What is expected:
Your task is to return all the entries below exactly, with every picture omitted.

---+---

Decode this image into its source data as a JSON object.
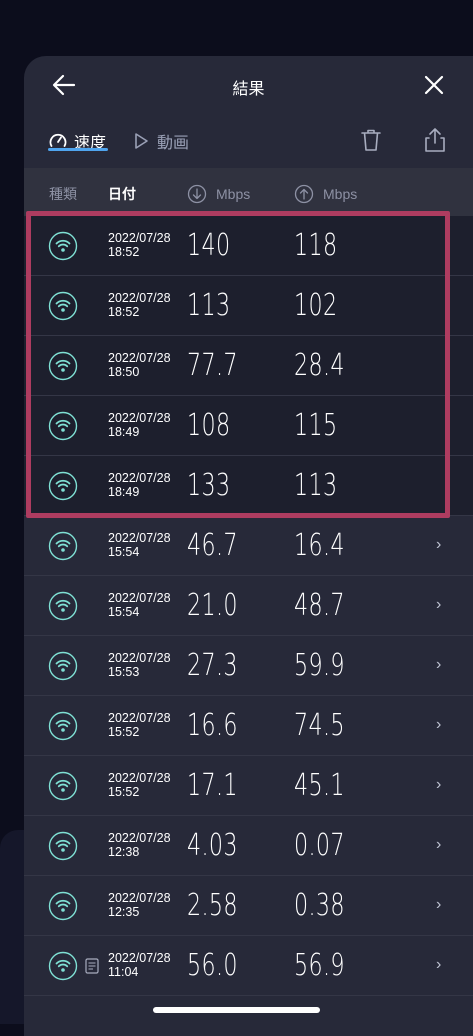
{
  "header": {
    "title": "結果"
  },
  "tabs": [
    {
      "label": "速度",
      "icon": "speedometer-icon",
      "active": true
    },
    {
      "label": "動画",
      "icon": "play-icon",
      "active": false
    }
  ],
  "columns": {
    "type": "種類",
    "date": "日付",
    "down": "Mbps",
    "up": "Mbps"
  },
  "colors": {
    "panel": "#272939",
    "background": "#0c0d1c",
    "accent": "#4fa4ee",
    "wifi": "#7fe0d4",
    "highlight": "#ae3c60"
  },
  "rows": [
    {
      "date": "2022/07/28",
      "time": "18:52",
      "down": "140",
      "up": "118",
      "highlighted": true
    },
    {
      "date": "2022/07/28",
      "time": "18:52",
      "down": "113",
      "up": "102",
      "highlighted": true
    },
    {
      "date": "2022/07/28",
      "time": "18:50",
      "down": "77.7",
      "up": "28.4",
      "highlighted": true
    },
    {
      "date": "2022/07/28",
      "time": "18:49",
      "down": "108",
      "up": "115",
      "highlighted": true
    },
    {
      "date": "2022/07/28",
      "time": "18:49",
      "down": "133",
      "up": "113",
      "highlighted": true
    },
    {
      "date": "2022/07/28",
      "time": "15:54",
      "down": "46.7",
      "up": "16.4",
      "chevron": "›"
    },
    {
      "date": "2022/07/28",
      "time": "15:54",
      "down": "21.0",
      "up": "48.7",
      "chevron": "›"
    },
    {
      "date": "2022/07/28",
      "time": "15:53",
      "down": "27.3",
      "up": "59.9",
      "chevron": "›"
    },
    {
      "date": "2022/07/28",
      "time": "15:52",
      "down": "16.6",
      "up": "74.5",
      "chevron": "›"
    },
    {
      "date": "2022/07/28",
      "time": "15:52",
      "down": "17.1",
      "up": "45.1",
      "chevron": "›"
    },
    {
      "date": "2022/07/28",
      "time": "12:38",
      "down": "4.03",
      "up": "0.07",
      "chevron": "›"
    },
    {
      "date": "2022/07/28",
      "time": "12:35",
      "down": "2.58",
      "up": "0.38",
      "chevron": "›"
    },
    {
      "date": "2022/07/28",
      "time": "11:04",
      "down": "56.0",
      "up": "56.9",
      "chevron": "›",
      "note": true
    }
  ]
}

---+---

Response to the exercise:
Decode this image into its source data as a JSON object.
{
  "header": {
    "title": "結果"
  },
  "tabs": [
    {
      "label": "速度",
      "icon": "speedometer-icon",
      "active": true
    },
    {
      "label": "動画",
      "icon": "play-icon",
      "active": false
    }
  ],
  "columns": {
    "type": "種類",
    "date": "日付",
    "down": "Mbps",
    "up": "Mbps"
  },
  "colors": {
    "panel": "#272939",
    "background": "#0c0d1c",
    "accent": "#4fa4ee",
    "wifi": "#7fe0d4",
    "highlight": "#ae3c60"
  },
  "rows": [
    {
      "date": "2022/07/28",
      "time": "18:52",
      "down": "140",
      "up": "118",
      "highlighted": true
    },
    {
      "date": "2022/07/28",
      "time": "18:52",
      "down": "113",
      "up": "102",
      "highlighted": true
    },
    {
      "date": "2022/07/28",
      "time": "18:50",
      "down": "77.7",
      "up": "28.4",
      "highlighted": true
    },
    {
      "date": "2022/07/28",
      "time": "18:49",
      "down": "108",
      "up": "115",
      "highlighted": true
    },
    {
      "date": "2022/07/28",
      "time": "18:49",
      "down": "133",
      "up": "113",
      "highlighted": true
    },
    {
      "date": "2022/07/28",
      "time": "15:54",
      "down": "46.7",
      "up": "16.4",
      "chevron": "›"
    },
    {
      "date": "2022/07/28",
      "time": "15:54",
      "down": "21.0",
      "up": "48.7",
      "chevron": "›"
    },
    {
      "date": "2022/07/28",
      "time": "15:53",
      "down": "27.3",
      "up": "59.9",
      "chevron": "›"
    },
    {
      "date": "2022/07/28",
      "time": "15:52",
      "down": "16.6",
      "up": "74.5",
      "chevron": "›"
    },
    {
      "date": "2022/07/28",
      "time": "15:52",
      "down": "17.1",
      "up": "45.1",
      "chevron": "›"
    },
    {
      "date": "2022/07/28",
      "time": "12:38",
      "down": "4.03",
      "up": "0.07",
      "chevron": "›"
    },
    {
      "date": "2022/07/28",
      "time": "12:35",
      "down": "2.58",
      "up": "0.38",
      "chevron": "›"
    },
    {
      "date": "2022/07/28",
      "time": "11:04",
      "down": "56.0",
      "up": "56.9",
      "chevron": "›",
      "note": true
    }
  ]
}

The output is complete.